(Records contained in a dataset)
▶
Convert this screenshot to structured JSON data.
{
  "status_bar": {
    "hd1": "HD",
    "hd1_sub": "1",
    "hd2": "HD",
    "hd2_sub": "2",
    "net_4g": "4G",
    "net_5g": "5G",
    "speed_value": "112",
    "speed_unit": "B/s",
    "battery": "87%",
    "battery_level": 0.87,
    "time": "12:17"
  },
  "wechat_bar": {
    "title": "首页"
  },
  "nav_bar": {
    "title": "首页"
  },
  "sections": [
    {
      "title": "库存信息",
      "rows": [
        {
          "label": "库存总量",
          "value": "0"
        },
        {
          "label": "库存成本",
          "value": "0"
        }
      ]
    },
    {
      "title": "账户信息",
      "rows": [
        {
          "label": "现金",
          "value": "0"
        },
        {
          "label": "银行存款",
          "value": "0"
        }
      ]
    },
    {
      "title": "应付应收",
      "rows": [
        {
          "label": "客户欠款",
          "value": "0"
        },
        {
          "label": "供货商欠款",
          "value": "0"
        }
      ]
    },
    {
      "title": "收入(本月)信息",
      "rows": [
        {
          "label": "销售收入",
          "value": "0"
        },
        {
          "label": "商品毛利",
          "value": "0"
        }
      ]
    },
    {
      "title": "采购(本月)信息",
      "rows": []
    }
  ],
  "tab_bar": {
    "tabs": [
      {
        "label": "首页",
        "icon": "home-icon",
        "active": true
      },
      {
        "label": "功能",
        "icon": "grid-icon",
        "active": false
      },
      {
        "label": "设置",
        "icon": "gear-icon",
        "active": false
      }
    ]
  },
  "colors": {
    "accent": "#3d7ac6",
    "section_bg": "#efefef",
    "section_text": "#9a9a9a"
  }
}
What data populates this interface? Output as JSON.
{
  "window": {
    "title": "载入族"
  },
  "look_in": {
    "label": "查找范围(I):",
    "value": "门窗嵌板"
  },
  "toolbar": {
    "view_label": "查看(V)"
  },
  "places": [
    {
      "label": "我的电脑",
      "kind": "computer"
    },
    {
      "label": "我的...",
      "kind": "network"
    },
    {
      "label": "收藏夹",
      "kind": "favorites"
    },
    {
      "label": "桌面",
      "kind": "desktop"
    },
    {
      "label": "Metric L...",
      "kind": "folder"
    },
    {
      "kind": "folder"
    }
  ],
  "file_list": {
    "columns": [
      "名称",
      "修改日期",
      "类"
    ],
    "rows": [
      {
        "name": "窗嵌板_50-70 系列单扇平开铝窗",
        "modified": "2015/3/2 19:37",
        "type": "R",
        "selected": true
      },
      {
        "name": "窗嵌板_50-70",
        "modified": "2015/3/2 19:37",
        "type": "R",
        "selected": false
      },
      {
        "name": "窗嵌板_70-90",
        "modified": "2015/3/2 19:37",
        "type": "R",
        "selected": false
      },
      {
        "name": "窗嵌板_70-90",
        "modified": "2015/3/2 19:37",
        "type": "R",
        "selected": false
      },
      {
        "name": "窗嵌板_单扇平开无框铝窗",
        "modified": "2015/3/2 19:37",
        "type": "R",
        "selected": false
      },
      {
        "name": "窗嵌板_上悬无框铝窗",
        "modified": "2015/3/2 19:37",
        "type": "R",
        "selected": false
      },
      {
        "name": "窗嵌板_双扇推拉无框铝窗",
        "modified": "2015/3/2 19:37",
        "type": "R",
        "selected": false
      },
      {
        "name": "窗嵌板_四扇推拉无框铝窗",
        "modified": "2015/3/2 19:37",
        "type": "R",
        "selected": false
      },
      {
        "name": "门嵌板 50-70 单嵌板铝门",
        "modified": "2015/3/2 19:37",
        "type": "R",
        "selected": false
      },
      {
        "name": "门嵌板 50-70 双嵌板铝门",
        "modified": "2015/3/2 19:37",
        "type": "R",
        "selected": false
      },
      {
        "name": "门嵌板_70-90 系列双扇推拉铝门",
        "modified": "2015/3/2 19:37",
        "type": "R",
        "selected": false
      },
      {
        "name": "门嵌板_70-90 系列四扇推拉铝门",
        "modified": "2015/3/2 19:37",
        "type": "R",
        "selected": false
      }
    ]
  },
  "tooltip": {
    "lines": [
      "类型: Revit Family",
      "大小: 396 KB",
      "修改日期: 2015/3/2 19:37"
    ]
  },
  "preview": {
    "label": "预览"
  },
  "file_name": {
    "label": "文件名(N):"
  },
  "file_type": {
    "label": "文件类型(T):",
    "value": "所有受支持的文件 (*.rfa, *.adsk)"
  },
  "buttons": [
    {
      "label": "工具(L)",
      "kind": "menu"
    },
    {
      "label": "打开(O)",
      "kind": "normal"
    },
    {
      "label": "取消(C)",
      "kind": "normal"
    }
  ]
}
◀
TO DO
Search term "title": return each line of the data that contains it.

TASK OUTPUT
    "title": "首页"
    "title": "首页"
      "title": "库存信息",
      "title": "账户信息",
      "title": "应付应收",
      "title": "收入(本月)信息",
      "title": "采购(本月)信息",
    "title": "载入族"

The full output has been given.